I don’t have a specific Tweet ratio or formula when hanging out on Twitter. I let them fly when the mood strikes and say what’s on my mind. I don’t compare linked to unlinked Tweets, though I try not to be spammy, and I don’t count other people’s links unless that’s all they Tweet out. I read lots of posts about how to Tweet and how to behave on Twitter. Personally, I don’t think there are any hard and fast rules, but, rather, proper etiquette to follow. Still, I wonder if I’m doing it wrong.
You see, I Tweet too much.
I wish the world a hearty good morning when I log on, and share details throughout my day. Yes, I’ll tell you what I’m doing for lunch but I’ll also share how I walked it off. I’ll divulge pearls of wisdom from my eight year old and discuss current affairs. I talk about what’s on TV and share details about my job. I link to blog posts – from me and from other bloggers – and upload images.
Sometimes that’s a turn off.
Not for me. I’ll keep talking until the people are all gone, sort of like when I’m at a party. However, plenty of other people aren’t into seeing nothing but my incessant Tweets in their Twitter stream. I don’t know why this is, to be honest. I think I’m an excellent conversationalist. Still, on days that I’m especially prolific I find myself caught in the dust of my rapidly exiting followers. Being a chatterbox provides another useful skill: the ability to clear a room.
Every now and then I’ll ask if I’m Tweeting too much and receive just enough ego-pumping, “No way, your Tweets rock!” comments to keep me going, yet my follower count drops so fast I feel the breeze. I think of my Dad on these occasions. He used to tell me, “Your true friends will always be there for you.” Oh wait, he never said that, he used to say, “Deborah, you’re wearying me. Please stop talking.” Good times.
I studied the Tweeting habits of the Twitterers with mega-follows – I’m talking the 25,000+ crowd. Some of them Tweet nothing but links. Some of them don’t Tweet at all. Some of them Tweet all day and some of them only Vanity reTweet. No formula for success. No rules. No ratios.
Every now and then I’ll start to do a study on my Tweets and compare a prolific day to a low Tweet day. The problem is, I don’t have many low Tweet days at all. Even after I log off, I’m on my Droid, sharing pictures of the latest harvest or talking about what’s on the Kindle. It’s an addiction for sure, but it’s better than smoking.
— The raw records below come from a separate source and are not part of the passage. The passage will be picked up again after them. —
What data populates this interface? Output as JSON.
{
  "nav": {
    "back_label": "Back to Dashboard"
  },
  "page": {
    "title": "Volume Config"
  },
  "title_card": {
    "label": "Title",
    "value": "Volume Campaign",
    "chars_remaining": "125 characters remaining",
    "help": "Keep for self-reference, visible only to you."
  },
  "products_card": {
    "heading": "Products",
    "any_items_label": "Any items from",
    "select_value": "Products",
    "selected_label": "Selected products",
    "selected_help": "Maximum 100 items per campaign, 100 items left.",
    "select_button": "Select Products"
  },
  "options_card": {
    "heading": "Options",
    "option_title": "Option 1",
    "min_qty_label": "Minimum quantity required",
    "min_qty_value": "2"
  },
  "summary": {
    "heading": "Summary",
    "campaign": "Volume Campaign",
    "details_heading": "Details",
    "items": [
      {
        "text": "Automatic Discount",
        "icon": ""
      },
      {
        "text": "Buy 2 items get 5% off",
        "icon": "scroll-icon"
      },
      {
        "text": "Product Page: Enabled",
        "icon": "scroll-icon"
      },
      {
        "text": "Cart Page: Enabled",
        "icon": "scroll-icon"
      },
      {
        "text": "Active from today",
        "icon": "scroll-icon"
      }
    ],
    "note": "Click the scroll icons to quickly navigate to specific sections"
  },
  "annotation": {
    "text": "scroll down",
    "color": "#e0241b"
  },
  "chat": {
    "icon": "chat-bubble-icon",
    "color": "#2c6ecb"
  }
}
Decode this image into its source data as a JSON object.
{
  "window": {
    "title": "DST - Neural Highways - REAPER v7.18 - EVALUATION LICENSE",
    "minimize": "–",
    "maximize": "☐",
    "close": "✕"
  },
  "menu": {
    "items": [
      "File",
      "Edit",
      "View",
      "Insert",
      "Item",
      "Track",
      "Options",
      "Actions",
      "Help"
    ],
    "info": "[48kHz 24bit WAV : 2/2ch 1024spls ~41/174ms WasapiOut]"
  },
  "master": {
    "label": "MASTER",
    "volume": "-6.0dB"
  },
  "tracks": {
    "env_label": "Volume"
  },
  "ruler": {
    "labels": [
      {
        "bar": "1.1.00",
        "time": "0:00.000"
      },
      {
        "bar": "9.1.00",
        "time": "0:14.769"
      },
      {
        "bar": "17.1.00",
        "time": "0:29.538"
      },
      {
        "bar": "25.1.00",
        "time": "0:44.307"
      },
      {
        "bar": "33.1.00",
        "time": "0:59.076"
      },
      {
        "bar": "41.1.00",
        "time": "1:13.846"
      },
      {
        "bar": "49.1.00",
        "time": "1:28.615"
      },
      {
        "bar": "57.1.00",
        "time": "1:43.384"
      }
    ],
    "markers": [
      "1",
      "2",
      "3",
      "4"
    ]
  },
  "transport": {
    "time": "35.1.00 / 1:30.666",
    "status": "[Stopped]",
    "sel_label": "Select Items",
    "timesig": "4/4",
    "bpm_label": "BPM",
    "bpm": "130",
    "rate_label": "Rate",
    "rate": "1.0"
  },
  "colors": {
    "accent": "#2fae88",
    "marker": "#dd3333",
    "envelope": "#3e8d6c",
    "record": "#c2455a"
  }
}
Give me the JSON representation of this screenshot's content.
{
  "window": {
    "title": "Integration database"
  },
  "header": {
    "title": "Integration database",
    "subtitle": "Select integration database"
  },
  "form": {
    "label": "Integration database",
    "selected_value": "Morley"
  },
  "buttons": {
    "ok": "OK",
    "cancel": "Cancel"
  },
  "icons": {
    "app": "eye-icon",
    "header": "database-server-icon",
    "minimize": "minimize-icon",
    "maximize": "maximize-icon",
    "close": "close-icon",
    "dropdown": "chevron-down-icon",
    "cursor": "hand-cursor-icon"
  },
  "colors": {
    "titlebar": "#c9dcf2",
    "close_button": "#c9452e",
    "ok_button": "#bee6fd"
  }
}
If you are what you Tweet, I wonder what all this makes me?
On second thought, I don’t want to know.